*Task brief*.
Count every line in the data below where the word "lines" appears, then state only that count.

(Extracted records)
__________________________________________________

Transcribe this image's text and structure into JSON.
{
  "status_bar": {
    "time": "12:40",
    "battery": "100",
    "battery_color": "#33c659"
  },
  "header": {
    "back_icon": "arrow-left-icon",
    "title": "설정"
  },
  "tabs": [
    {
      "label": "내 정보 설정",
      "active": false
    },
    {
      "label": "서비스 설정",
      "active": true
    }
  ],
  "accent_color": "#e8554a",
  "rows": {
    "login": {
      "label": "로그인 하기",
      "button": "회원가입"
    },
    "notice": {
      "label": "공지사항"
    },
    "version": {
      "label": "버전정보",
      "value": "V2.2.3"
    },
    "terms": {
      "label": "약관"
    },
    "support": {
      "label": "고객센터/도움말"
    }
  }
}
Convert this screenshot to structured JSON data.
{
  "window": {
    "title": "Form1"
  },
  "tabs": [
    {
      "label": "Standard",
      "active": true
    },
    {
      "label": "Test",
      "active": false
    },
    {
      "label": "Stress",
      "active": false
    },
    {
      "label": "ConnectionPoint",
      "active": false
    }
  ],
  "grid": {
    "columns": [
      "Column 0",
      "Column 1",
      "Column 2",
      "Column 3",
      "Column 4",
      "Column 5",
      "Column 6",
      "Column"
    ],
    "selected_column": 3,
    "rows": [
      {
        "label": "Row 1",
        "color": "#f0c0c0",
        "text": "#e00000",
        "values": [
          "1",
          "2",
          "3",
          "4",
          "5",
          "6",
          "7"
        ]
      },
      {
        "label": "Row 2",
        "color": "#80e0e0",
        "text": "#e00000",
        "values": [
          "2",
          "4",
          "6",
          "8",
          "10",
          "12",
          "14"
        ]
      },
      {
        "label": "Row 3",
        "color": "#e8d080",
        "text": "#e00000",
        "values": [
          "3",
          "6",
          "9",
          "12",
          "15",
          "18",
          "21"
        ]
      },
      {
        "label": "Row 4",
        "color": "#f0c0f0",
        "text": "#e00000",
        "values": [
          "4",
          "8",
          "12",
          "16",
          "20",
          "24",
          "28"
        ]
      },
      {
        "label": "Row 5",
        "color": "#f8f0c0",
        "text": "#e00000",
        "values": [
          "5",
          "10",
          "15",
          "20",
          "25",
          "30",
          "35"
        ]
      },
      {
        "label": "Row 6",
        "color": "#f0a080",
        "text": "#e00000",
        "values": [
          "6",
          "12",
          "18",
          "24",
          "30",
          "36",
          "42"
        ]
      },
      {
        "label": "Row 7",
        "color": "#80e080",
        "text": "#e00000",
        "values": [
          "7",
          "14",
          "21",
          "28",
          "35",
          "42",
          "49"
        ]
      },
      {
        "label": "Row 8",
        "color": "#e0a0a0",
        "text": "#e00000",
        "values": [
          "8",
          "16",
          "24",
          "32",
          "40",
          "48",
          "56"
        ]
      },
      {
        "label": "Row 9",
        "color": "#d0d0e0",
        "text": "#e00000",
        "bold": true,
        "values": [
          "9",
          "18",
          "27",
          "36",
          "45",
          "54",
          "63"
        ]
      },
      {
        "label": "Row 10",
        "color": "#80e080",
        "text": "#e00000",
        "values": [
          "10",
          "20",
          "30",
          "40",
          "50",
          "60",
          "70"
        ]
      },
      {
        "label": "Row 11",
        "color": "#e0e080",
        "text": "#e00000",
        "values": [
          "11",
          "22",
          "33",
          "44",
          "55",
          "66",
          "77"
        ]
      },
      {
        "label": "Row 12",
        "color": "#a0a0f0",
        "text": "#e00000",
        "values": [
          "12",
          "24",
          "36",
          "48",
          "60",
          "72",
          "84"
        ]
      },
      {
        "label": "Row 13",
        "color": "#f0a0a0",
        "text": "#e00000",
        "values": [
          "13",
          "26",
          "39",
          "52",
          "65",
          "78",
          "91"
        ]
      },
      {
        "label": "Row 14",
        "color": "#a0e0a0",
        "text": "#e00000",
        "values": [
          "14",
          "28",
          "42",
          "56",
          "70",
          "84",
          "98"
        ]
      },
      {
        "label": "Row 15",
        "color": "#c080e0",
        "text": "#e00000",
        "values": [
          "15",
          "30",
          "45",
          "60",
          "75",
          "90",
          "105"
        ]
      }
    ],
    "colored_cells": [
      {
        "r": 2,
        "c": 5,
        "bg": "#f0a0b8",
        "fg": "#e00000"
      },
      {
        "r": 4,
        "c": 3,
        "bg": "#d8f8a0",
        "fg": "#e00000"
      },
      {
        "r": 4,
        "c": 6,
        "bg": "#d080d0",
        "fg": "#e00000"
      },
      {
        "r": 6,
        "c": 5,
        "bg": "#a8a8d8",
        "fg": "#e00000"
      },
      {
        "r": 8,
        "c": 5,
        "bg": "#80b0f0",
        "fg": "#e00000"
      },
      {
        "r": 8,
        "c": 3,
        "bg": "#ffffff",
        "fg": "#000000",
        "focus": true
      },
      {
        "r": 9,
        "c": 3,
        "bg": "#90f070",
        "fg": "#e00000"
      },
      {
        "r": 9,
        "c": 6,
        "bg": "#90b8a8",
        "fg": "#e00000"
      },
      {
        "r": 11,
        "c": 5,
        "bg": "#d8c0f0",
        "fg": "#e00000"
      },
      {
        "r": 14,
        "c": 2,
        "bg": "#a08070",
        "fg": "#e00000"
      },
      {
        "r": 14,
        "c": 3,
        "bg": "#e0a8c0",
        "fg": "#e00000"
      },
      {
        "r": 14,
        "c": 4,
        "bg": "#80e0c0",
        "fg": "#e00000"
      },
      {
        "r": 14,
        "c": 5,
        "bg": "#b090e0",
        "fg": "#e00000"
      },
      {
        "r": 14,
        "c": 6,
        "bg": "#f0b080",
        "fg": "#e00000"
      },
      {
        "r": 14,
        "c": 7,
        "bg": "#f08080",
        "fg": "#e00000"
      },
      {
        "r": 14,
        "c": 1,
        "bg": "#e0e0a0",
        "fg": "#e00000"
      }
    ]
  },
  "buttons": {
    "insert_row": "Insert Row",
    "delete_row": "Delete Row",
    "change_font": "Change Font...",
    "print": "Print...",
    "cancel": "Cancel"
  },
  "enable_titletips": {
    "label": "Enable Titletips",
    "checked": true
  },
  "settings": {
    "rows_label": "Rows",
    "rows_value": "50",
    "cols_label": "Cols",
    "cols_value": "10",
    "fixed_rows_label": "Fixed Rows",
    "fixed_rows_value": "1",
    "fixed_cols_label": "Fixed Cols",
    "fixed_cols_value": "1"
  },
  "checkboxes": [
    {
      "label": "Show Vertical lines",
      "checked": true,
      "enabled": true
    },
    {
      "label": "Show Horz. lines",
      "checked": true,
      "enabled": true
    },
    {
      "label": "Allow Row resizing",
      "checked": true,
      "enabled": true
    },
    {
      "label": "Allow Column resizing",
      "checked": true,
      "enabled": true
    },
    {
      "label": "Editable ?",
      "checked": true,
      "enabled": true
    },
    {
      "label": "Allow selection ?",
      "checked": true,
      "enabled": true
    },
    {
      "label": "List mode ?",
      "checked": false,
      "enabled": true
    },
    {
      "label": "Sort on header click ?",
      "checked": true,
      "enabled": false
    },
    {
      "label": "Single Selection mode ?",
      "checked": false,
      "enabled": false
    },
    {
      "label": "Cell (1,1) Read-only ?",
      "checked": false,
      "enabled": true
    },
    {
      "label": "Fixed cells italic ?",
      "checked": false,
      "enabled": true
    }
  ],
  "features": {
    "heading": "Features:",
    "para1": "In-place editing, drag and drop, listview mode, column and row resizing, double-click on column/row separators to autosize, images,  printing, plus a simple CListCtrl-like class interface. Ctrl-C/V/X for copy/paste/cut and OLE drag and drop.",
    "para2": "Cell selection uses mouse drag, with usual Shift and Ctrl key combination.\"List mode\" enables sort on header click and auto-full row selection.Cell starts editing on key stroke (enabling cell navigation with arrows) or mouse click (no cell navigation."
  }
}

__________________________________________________

*Task answer*.
2